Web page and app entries
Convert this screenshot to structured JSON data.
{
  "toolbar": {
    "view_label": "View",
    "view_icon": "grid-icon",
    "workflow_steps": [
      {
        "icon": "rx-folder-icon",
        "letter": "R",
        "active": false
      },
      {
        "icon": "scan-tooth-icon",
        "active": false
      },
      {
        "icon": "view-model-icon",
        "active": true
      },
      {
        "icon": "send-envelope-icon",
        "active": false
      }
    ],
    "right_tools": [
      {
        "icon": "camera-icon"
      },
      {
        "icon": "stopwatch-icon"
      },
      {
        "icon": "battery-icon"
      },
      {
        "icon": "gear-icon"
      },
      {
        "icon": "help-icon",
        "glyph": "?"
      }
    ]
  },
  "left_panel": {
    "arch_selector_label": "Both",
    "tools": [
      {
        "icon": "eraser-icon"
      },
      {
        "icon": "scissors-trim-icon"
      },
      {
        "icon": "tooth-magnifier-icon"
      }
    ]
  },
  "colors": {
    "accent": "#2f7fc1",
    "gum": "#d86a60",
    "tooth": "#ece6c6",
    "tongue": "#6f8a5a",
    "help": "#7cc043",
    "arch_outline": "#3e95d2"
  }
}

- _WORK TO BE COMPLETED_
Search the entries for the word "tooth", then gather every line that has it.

- _WRITTEN ANSWER_
        "icon": "scan-tooth-icon",
        "icon": "tooth-magnifier-icon"
    "tooth": "#ece6c6",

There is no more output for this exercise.